### INSTRUCTIONS TO FOLLOW
Exactly reproduce the line containing "Read all visible content and emit it as JSON." together with every line after it, through the end of the entries, and give nothing more.
*** PROVIDED RECORDS Section Begins ***
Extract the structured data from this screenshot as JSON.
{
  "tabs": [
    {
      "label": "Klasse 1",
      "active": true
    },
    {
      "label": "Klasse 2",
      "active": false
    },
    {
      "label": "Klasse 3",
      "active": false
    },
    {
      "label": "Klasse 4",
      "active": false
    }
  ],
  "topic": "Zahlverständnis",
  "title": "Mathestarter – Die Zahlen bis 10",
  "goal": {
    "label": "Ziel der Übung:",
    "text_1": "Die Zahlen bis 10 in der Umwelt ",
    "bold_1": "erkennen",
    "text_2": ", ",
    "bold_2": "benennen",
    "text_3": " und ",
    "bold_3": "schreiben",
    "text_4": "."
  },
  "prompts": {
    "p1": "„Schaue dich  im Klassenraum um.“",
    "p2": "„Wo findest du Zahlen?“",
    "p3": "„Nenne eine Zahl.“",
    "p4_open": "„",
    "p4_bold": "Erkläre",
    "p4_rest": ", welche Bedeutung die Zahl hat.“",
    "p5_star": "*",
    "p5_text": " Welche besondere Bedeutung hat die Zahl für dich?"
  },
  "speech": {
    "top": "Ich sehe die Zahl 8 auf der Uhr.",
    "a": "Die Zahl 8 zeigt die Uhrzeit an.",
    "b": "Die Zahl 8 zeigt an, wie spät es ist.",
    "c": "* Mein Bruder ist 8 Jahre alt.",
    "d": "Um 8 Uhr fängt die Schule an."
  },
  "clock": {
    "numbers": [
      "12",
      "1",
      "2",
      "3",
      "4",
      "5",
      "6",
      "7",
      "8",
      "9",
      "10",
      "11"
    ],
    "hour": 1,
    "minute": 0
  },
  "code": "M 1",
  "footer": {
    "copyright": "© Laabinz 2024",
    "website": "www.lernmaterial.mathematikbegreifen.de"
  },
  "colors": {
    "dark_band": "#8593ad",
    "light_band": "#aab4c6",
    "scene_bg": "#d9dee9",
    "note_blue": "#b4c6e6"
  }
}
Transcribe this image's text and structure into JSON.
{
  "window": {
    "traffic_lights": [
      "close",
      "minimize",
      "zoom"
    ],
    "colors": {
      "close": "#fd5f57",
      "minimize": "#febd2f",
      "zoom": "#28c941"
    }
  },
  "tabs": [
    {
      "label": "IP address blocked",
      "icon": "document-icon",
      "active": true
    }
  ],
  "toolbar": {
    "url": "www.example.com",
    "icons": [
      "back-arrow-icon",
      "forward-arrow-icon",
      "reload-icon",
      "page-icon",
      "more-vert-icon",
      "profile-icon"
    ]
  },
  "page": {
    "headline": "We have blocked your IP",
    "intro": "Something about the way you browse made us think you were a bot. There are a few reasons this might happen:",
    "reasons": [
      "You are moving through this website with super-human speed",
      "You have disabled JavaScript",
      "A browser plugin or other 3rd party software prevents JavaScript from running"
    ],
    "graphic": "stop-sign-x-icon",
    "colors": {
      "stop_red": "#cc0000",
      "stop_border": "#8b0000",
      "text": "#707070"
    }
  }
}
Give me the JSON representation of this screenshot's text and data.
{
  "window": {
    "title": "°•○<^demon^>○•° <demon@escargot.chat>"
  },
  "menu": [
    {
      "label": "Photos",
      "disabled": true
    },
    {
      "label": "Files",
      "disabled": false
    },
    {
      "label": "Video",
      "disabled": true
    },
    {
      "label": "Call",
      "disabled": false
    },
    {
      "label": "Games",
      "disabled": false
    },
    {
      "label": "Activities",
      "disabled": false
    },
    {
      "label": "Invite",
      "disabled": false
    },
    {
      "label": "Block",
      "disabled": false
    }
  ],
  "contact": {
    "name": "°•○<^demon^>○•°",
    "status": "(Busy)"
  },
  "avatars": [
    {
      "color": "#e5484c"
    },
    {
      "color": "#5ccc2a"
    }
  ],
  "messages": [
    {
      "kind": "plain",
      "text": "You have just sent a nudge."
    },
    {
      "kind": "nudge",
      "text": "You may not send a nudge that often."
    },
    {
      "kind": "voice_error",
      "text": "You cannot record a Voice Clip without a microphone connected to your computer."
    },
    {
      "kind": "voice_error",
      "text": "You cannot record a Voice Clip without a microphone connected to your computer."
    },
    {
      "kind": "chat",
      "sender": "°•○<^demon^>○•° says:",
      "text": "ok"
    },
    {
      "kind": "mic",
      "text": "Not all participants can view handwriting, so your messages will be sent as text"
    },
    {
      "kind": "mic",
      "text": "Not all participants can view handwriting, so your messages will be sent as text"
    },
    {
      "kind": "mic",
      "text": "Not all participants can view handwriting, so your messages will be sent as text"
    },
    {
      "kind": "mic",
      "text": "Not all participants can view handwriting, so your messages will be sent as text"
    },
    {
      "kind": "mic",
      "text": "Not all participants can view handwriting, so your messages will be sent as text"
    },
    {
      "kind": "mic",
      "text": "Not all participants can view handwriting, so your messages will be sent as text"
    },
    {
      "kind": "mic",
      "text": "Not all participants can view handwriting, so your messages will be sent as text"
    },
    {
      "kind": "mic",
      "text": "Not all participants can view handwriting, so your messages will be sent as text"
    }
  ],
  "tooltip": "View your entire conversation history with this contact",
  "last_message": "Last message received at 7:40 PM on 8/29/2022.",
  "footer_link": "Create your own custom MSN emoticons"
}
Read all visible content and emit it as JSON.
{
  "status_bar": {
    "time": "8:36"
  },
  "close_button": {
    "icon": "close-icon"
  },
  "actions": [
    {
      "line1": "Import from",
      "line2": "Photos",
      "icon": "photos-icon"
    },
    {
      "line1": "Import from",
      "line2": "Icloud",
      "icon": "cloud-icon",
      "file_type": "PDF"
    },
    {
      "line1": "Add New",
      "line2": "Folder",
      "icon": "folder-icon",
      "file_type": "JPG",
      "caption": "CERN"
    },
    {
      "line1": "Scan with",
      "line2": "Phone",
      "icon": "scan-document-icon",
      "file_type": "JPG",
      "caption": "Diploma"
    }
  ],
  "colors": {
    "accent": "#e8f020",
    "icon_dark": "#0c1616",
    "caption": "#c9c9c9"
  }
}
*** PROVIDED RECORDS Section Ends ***
### RESULT OF THE EXERCISE
Read all visible content and emit it as JSON.
{
  "status_bar": {
    "time": "8:36"
  },
  "close_button": {
    "icon": "close-icon"
  },
  "actions": [
    {
      "line1": "Import from",
      "line2": "Photos",
      "icon": "photos-icon"
    },
    {
      "line1": "Import from",
      "line2": "Icloud",
      "icon": "cloud-icon",
      "file_type": "PDF"
    },
    {
      "line1": "Add New",
      "line2": "Folder",
      "icon": "folder-icon",
      "file_type": "JPG",
      "caption": "CERN"
    },
    {
      "line1": "Scan with",
      "line2": "Phone",
      "icon": "scan-document-icon",
      "file_type": "JPG",
      "caption": "Diploma"
    }
  ],
  "colors": {
    "accent": "#e8f020",
    "icon_dark": "#0c1616",
    "caption": "#c9c9c9"
  }
}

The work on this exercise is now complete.